Sunday, 4 November 2007

London Overground branding details confirmed

Design Week has confirmed some of the previously discussed details about how the London Overground brand will be rolled out. There are a few glaring errors, but a few interesting bits too:

The Overground identity - including an orange and blue version of the familiar roundel - will only be fully introduced as each of a total of 60 stations is refurbished or built, and new rolling stock introduced. At first, you will just notice the absence of Silverlink branding, and a single new roundel, plus - from 9 November - the orange tramlines on the map.
As for the principal brand colour - orange - this finds its way into everything. 'It is a happy colour for us to use, has high visibility and can be applied consistently across all applications,' says Ferguson.
To avoid confusion, the various branches of the Overground system will not have subsidiary colours and line names in the way of the Tube - the idea is to have a destination-based system, like the DLR.
The 2025 map referenced at the end of the article is this one.

(thanks to Jason for sending this in)


colin said...

I don't see how having a single line colour avoids confusion when it's used on the "Overground Network" maps now on B&GO trains. As the B&GO trains will only serve the B&GO, the network map is effectively showing just some other lines. Pretty pointless. Also, the admittedly old (2001) ATOC London Connections Maps have been replaced by "tube" maps showing only TfL branded services. I'm disappointed.

callum said...

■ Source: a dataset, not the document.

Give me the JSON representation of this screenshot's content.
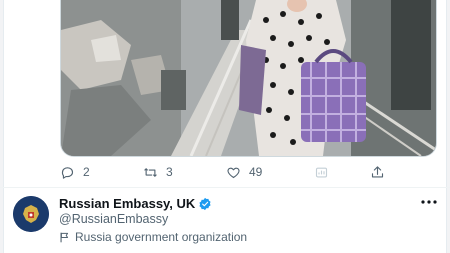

The signery at Willesden Junction has got the old British Rail zigzag thingy as well as the Overground AND Underground logos. Sensible idea -- the zigzag is always going to mean "proper trains" to the average person